The Online Publishers Association asked 29 of its member companies how they gauge success of native ads, and how they define the sometimes amorphous ad category. They found there really is no consensus but the largest portion -- 57% -- are using the metrics of content, namely engagement and time spent as key barometers for native ads.
That's not too surprising considering native ads tend to be sponsored content such as articles or videos, thus publishers employ content metrics to measure them.
Traffic came in next, with 43% of participants naming it as most important. Social media sharing ranked third with 33%, brand lift attracted 24%, and engagement with content reflected in comments 19%. Ten percent chose more traditional digital ad metrics: cost per view and cost per click.

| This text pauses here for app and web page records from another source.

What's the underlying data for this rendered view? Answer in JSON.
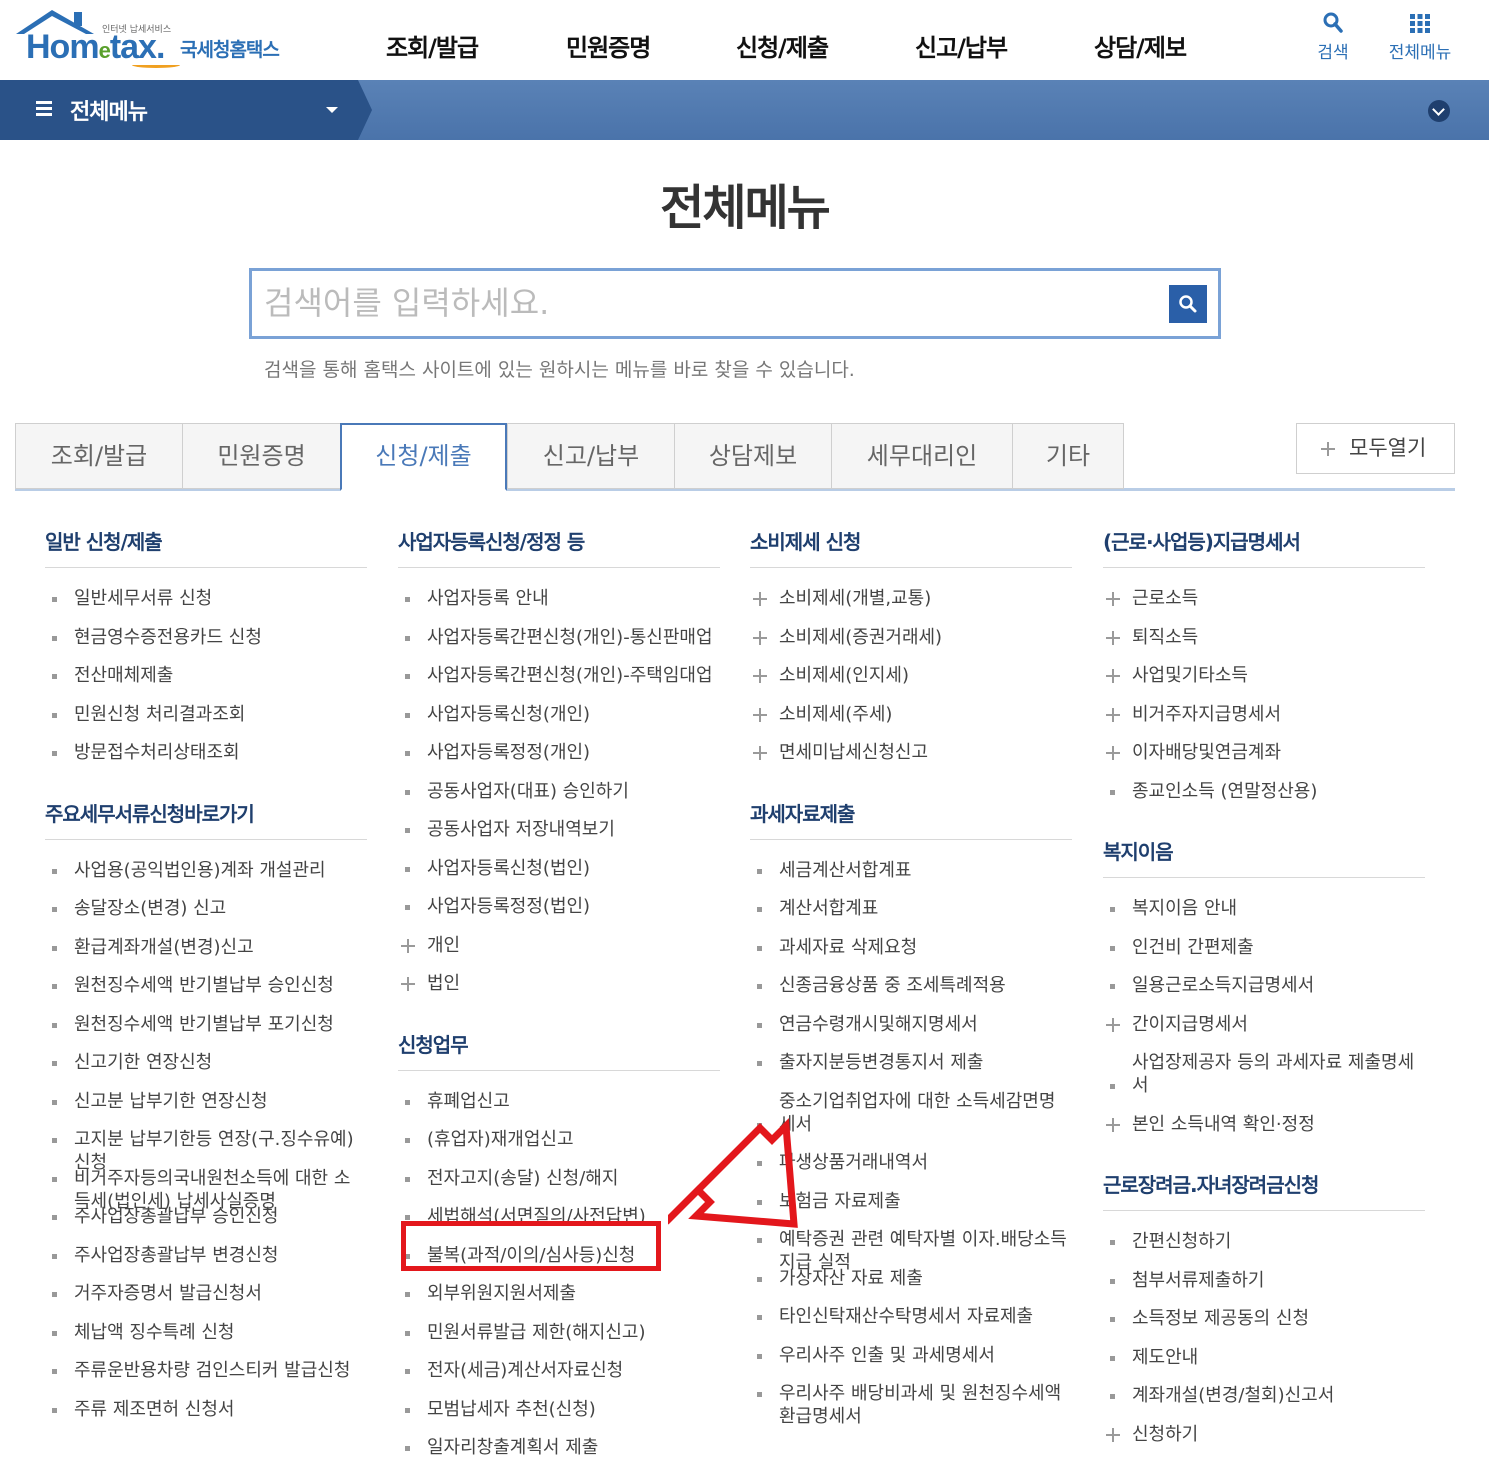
{
  "header": {
    "logo_tiny": "인터넷 납세서비스",
    "logo_word_pre": "Hom",
    "logo_word_e": "e",
    "logo_word_post": "tax.",
    "logo_korean": "국세청홈택스",
    "nav": [
      "조회/발급",
      "민원증명",
      "신청/제출",
      "신고/납부",
      "상담/제보"
    ],
    "search_label": "검색",
    "allmenu_label": "전체메뉴"
  },
  "navbar": {
    "title": "전체메뉴"
  },
  "page": {
    "title": "전체메뉴",
    "search_placeholder": "검색어를 입력하세요.",
    "search_help": "검색을 통해 홈택스 사이트에 있는 원하시는 메뉴를 바로 찾을 수 있습니다."
  },
  "tabs": [
    {
      "label": "조회/발급",
      "active": false
    },
    {
      "label": "민원증명",
      "active": false
    },
    {
      "label": "신청/제출",
      "active": true
    },
    {
      "label": "신고/납부",
      "active": false
    },
    {
      "label": "상담제보",
      "active": false
    },
    {
      "label": "세무대리인",
      "active": false
    },
    {
      "label": "기타",
      "active": false
    }
  ],
  "expand_all": "모두열기",
  "columns": [
    {
      "sections": [
        {
          "title": "일반 신청/제출",
          "items": [
            {
              "label": "일반세무서류 신청",
              "icon": "bullet"
            },
            {
              "label": "현금영수증전용카드 신청",
              "icon": "bullet"
            },
            {
              "label": "전산매체제출",
              "icon": "bullet"
            },
            {
              "label": "민원신청 처리결과조회",
              "icon": "bullet"
            },
            {
              "label": "방문접수처리상태조회",
              "icon": "bullet"
            }
          ]
        },
        {
          "title": "주요세무서류신청바로가기",
          "items": [
            {
              "label": "사업용(공익법인용)계좌 개설관리",
              "icon": "bullet"
            },
            {
              "label": "송달장소(변경) 신고",
              "icon": "bullet"
            },
            {
              "label": "환급계좌개설(변경)신고",
              "icon": "bullet"
            },
            {
              "label": "원천징수세액 반기별납부 승인신청",
              "icon": "bullet"
            },
            {
              "label": "원천징수세액 반기별납부 포기신청",
              "icon": "bullet"
            },
            {
              "label": "신고기한 연장신청",
              "icon": "bullet"
            },
            {
              "label": "신고분 납부기한 연장신청",
              "icon": "bullet"
            },
            {
              "label": "고지분 납부기한등 연장(구.징수유예) 신청",
              "icon": "bullet"
            },
            {
              "label": "비거주자등의국내원천소득에 대한 소득세(법인세) 납세사실증명",
              "icon": "bullet"
            },
            {
              "label": "주사업장총괄납부 승인신청",
              "icon": "bullet"
            },
            {
              "label": "주사업장총괄납부 변경신청",
              "icon": "bullet"
            },
            {
              "label": "거주자증명서 발급신청서",
              "icon": "bullet"
            },
            {
              "label": "체납액 징수특례 신청",
              "icon": "bullet"
            },
            {
              "label": "주류운반용차량 검인스티커 발급신청",
              "icon": "bullet"
            },
            {
              "label": "주류 제조면허 신청서",
              "icon": "bullet"
            }
          ]
        }
      ]
    },
    {
      "sections": [
        {
          "title": "사업자등록신청/정정 등",
          "items": [
            {
              "label": "사업자등록 안내",
              "icon": "bullet"
            },
            {
              "label": "사업자등록간편신청(개인)-통신판매업",
              "icon": "bullet"
            },
            {
              "label": "사업자등록간편신청(개인)-주택임대업",
              "icon": "bullet"
            },
            {
              "label": "사업자등록신청(개인)",
              "icon": "bullet"
            },
            {
              "label": "사업자등록정정(개인)",
              "icon": "bullet"
            },
            {
              "label": "공동사업자(대표) 승인하기",
              "icon": "bullet"
            },
            {
              "label": "공동사업자 저장내역보기",
              "icon": "bullet"
            },
            {
              "label": "사업자등록신청(법인)",
              "icon": "bullet"
            },
            {
              "label": "사업자등록정정(법인)",
              "icon": "bullet"
            },
            {
              "label": "개인",
              "icon": "plus"
            },
            {
              "label": "법인",
              "icon": "plus"
            }
          ]
        },
        {
          "title": "신청업무",
          "items": [
            {
              "label": "휴폐업신고",
              "icon": "bullet"
            },
            {
              "label": "(휴업자)재개업신고",
              "icon": "bullet"
            },
            {
              "label": "전자고지(송달) 신청/해지",
              "icon": "bullet"
            },
            {
              "label": "세법해석(서면질의/사전답변)",
              "icon": "bullet"
            },
            {
              "label": "불복(과적/이의/심사등)신청",
              "icon": "bullet"
            },
            {
              "label": "외부위원지원서제출",
              "icon": "bullet"
            },
            {
              "label": "민원서류발급 제한(해지신고)",
              "icon": "bullet"
            },
            {
              "label": "전자(세금)계산서자료신청",
              "icon": "bullet"
            },
            {
              "label": "모범납세자 추천(신청)",
              "icon": "bullet"
            },
            {
              "label": "일자리창출계획서 제출",
              "icon": "bullet"
            }
          ]
        }
      ]
    },
    {
      "sections": [
        {
          "title": "소비제세 신청",
          "items": [
            {
              "label": "소비제세(개별,교통)",
              "icon": "plus"
            },
            {
              "label": "소비제세(증권거래세)",
              "icon": "plus"
            },
            {
              "label": "소비제세(인지세)",
              "icon": "plus"
            },
            {
              "label": "소비제세(주세)",
              "icon": "plus"
            },
            {
              "label": "면세미납세신청신고",
              "icon": "plus"
            }
          ]
        },
        {
          "title": "과세자료제출",
          "items": [
            {
              "label": "세금계산서합계표",
              "icon": "bullet"
            },
            {
              "label": "계산서합계표",
              "icon": "bullet"
            },
            {
              "label": "과세자료 삭제요청",
              "icon": "bullet"
            },
            {
              "label": "신종금융상품 중 조세특례적용",
              "icon": "bullet"
            },
            {
              "label": "연금수령개시및해지명세서",
              "icon": "bullet"
            },
            {
              "label": "출자지분등변경통지서 제출",
              "icon": "bullet"
            },
            {
              "label": "중소기업취업자에 대한 소득세감면명세서",
              "icon": "bullet"
            },
            {
              "label": "파생상품거래내역서",
              "icon": "bullet"
            },
            {
              "label": "보험금 자료제출",
              "icon": "bullet"
            },
            {
              "label": "예탁증권 관련 예탁자별 이자.배당소득 지급 실적",
              "icon": "bullet"
            },
            {
              "label": "가상자산 자료 제출",
              "icon": "bullet"
            },
            {
              "label": "타인신탁재산수탁명세서 자료제출",
              "icon": "bullet"
            },
            {
              "label": "우리사주 인출 및 과세명세서",
              "icon": "bullet"
            },
            {
              "label": "우리사주 배당비과세 및 원천징수세액 환급명세서",
              "icon": "bullet"
            }
          ]
        }
      ]
    },
    {
      "sections": [
        {
          "title": "(근로·사업등)지급명세서",
          "items": [
            {
              "label": "근로소득",
              "icon": "plus"
            },
            {
              "label": "퇴직소득",
              "icon": "plus"
            },
            {
              "label": "사업및기타소득",
              "icon": "plus"
            },
            {
              "label": "비거주자지급명세서",
              "icon": "plus"
            },
            {
              "label": "이자배당및연금계좌",
              "icon": "plus"
            },
            {
              "label": "종교인소득 (연말정산용)",
              "icon": "bullet"
            }
          ]
        },
        {
          "title": "복지이음",
          "items": [
            {
              "label": "복지이음 안내",
              "icon": "bullet"
            },
            {
              "label": "인건비 간편제출",
              "icon": "bullet"
            },
            {
              "label": "일용근로소득지급명세서",
              "icon": "bullet"
            },
            {
              "label": "간이지급명세서",
              "icon": "plus"
            },
            {
              "label": "사업장제공자 등의 과세자료 제출명세서",
              "icon": "bullet"
            },
            {
              "label": "본인 소득내역 확인·정정",
              "icon": "plus"
            }
          ]
        },
        {
          "title": "근로장려금.자녀장려금신청",
          "items": [
            {
              "label": "간편신청하기",
              "icon": "bullet"
            },
            {
              "label": "첨부서류제출하기",
              "icon": "bullet"
            },
            {
              "label": "소득정보 제공동의 신청",
              "icon": "bullet"
            },
            {
              "label": "제도안내",
              "icon": "bullet"
            },
            {
              "label": "계좌개설(변경/철회)신고서",
              "icon": "bullet"
            },
            {
              "label": "신청하기",
              "icon": "plus"
            }
          ]
        }
      ]
    }
  ],
  "colors": {
    "brand_blue": "#2b6fb5",
    "nav_dark": "#2a5288",
    "nav_light": "#5a82b6",
    "section_title": "#1f3f6e",
    "annotation_red": "#e3171c"
  }
}
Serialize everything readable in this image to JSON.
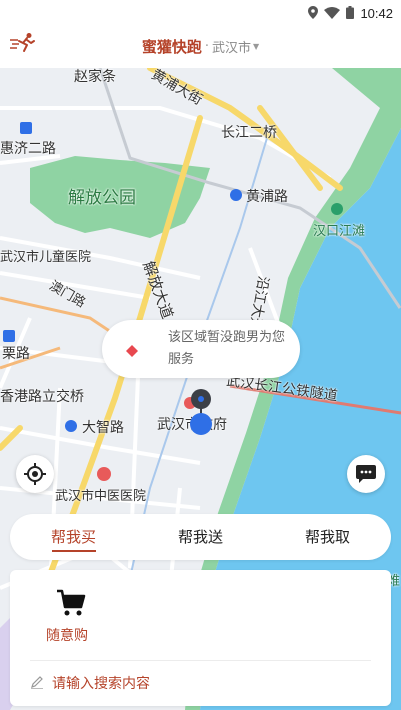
{
  "status_bar": {
    "time": "10:42"
  },
  "header": {
    "app_title": "蜜獾快跑",
    "separator": "·",
    "city": "武汉市"
  },
  "map": {
    "labels": {
      "zhaojiatiao": "赵家条",
      "huangpu_street": "黄浦大街",
      "changjiang_bridge": "长江二桥",
      "huiji_road": "惠济二路",
      "jiefang_park": "解放公园",
      "huangpu_road": "黄浦路",
      "hankou_riverside": "汉口江滩",
      "children_hospital": "武汉市儿童医院",
      "aomen_road": "澳门路",
      "jiefang_avenue": "解放大道",
      "yanjiang_avenue": "沿江大道",
      "lilu": "栗路",
      "hongkong_overpass": "香港路立交桥",
      "tunnel": "武汉长江公铁隧道",
      "dazhi_road": "大智路",
      "city_gov": "武汉市政府",
      "tcm_hospital": "武汉市中医医院",
      "edge_tail": "难"
    },
    "notice": "该区域暂没跑男为您服务"
  },
  "tabs": [
    {
      "label": "帮我买",
      "active": true
    },
    {
      "label": "帮我送",
      "active": false
    },
    {
      "label": "帮我取",
      "active": false
    }
  ],
  "panel": {
    "service_label": "随意购",
    "search_placeholder": "请输入搜索内容"
  },
  "colors": {
    "brand": "#b5432a",
    "water": "#6ec6f0",
    "park": "#8fd3a3",
    "road_major": "#f7d86a",
    "road": "#ffffff",
    "pin": "#2f6fe6"
  },
  "icons": [
    "runner-logo-icon",
    "location-icon",
    "wifi-icon",
    "battery-icon",
    "caret-down-icon",
    "diamond-marker-icon",
    "location-pin-icon",
    "locate-crosshair-icon",
    "chat-icon",
    "cart-icon",
    "pencil-icon"
  ]
}
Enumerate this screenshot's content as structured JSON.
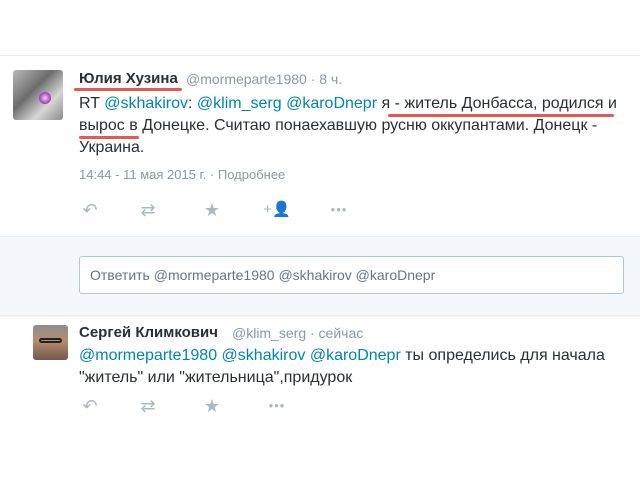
{
  "tweet1": {
    "name": "Юлия Хузина",
    "meta": "@mormeparte1980 · 8 ч.",
    "rt": "RT ",
    "mention_skhakirov": "@skhakirov",
    "colon": ": ",
    "mention_klim": "@klim_serg",
    "mention_karo": "@karoDnepr",
    "body": " я - житель Донбасса, родился и вырос в Донецке. Считаю понаехавшую русню оккупантами. Донецк - Украина.",
    "timestamp": "14:44 - 11 мая 2015 г. · Подробнее"
  },
  "reply": {
    "value": "Ответить @mormeparte1980 @skhakirov @karoDnepr"
  },
  "tweet2": {
    "name": "Сергей Климкович",
    "meta": "@klim_serg · сейчас",
    "mention_mormeparte": "@mormeparte1980",
    "mention_skhakirov": "@skhakirov",
    "mention_karo": "@karoDnepr",
    "body": " ты определись для начала \"житель\" или \"жительница\",придурок"
  },
  "icons": {
    "reply": "↶",
    "retweet": "⇄",
    "favorite": "★",
    "follow": "+👤",
    "more": "•••"
  },
  "colors": {
    "link": "#0084b4",
    "muted": "#8899a6",
    "underline": "#e53935"
  }
}
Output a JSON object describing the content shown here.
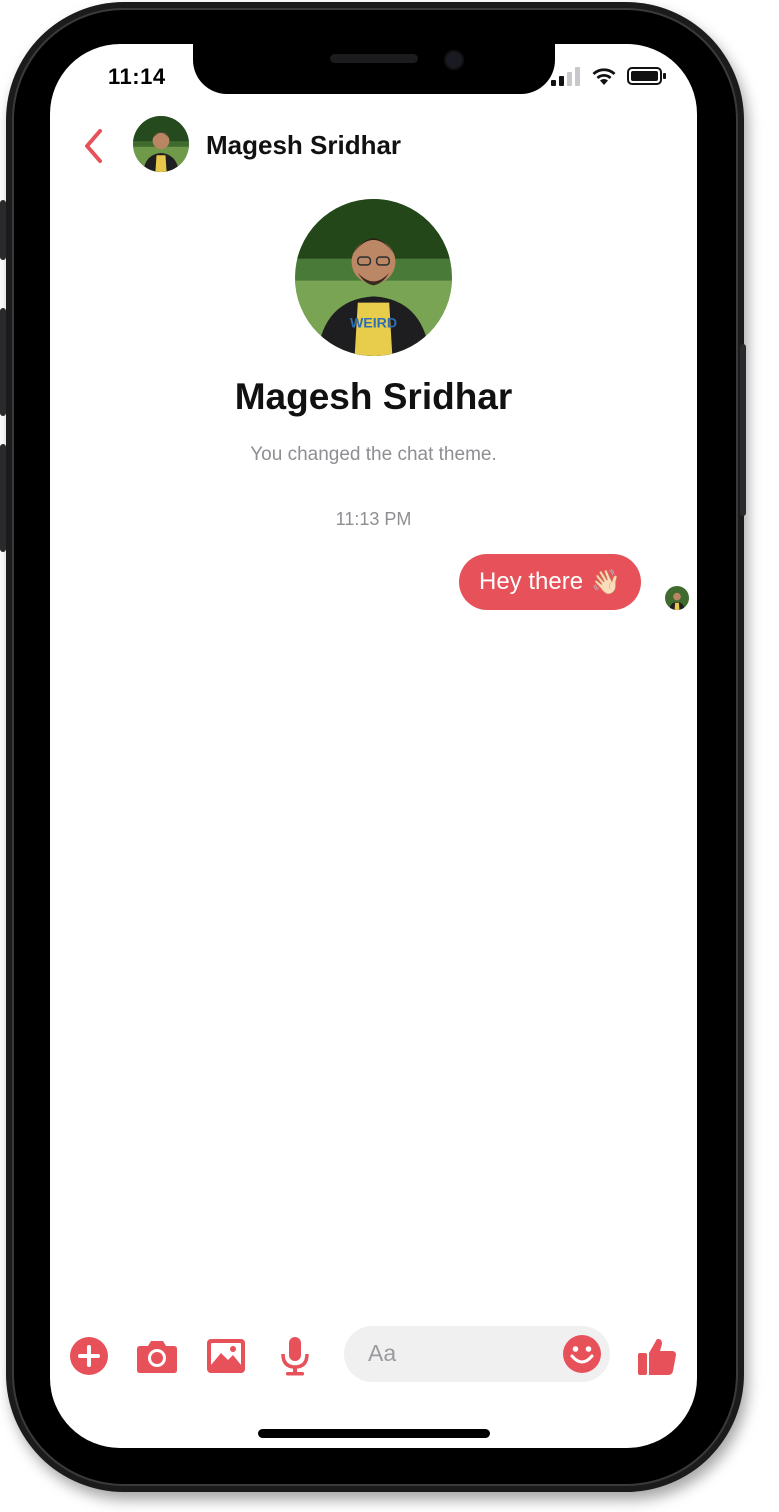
{
  "status_bar": {
    "time": "11:14"
  },
  "header": {
    "back_label": "",
    "contact_name": "Magesh Sridhar"
  },
  "profile": {
    "name": "Magesh Sridhar",
    "theme_note": "You changed the chat theme."
  },
  "conversation": {
    "timestamp": "11:13 PM",
    "messages": [
      {
        "text": "Hey there",
        "emoji": "👋🏻",
        "sender": "me"
      }
    ]
  },
  "composer": {
    "placeholder": "Aa",
    "icons": [
      "add-icon",
      "camera-icon",
      "gallery-icon",
      "microphone-icon",
      "emoji-icon",
      "thumbs-up-icon"
    ]
  },
  "colors": {
    "accent": "#e7525a",
    "bubble_text": "#ffffff",
    "muted": "#8e8e93"
  }
}
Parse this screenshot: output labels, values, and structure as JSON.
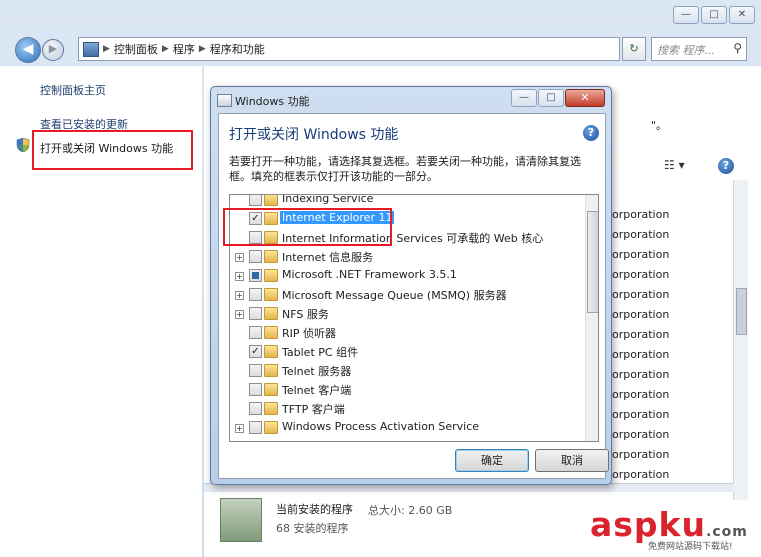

Respondents could choose two "most important" metrics.
"There's a lot of confirming what one's gut would have thought," said Pam Horan, OPA president. "Many of the metrics are more in line with how publishers are measuring the impact of their content."
As for brand lift, Ms. Horan noted, "Marketers are looking at this as an opportunity to build more traditional brand metrics," adding most native programs are supported by traditional ads.
Around 80% of those surveyed said marketers use native ads to boost consumer engagement with their brands and "leverage publisher brand equity to achieve brand lift."
Three-quarters of publishers surveyed said they create new content for sponsors buying native units; 71% said they re-purpose existing content. Gawker did just that when it altered Gizmodo's "Shooting Challenge" photo contest for Intel, creating the Ultrabook Shooting Challenge.
"Content being featured in native advertising needs to be as valuable as any other content on that page," said Ms. Horan.
Publishers questioned for the "Brands Are Native Naturals" report together bring in $3 billion in online revenue annually, said Ms. Horan. The study was conducted in conjunction with Radar Research.
OPA also asked members how they define native advertising, exposing a wide array of conceptions of the hot ad category. The highest percentage -- 93% -- said native ads are integrated into site design and live within the same domain. Eighty-six percent called it "Content either provided by, produced in conjunction with or created on behalf of our advertisers that runs within the editorial stream."
Around 65% said native ads are merely "Contextually relevant, non-standard advertising units," leaving lots of wiggle room. And around 55% said native means "Highly automated advertising content such as sponsored stories, publisher tweets, etc."
With such varying set of definitions, it's no wonder OPA said as much as 90% of its member publishers will offer native ads by the end of the year. Currently, 73% of study participants do.
The study can be viewed in .pdf form here or below.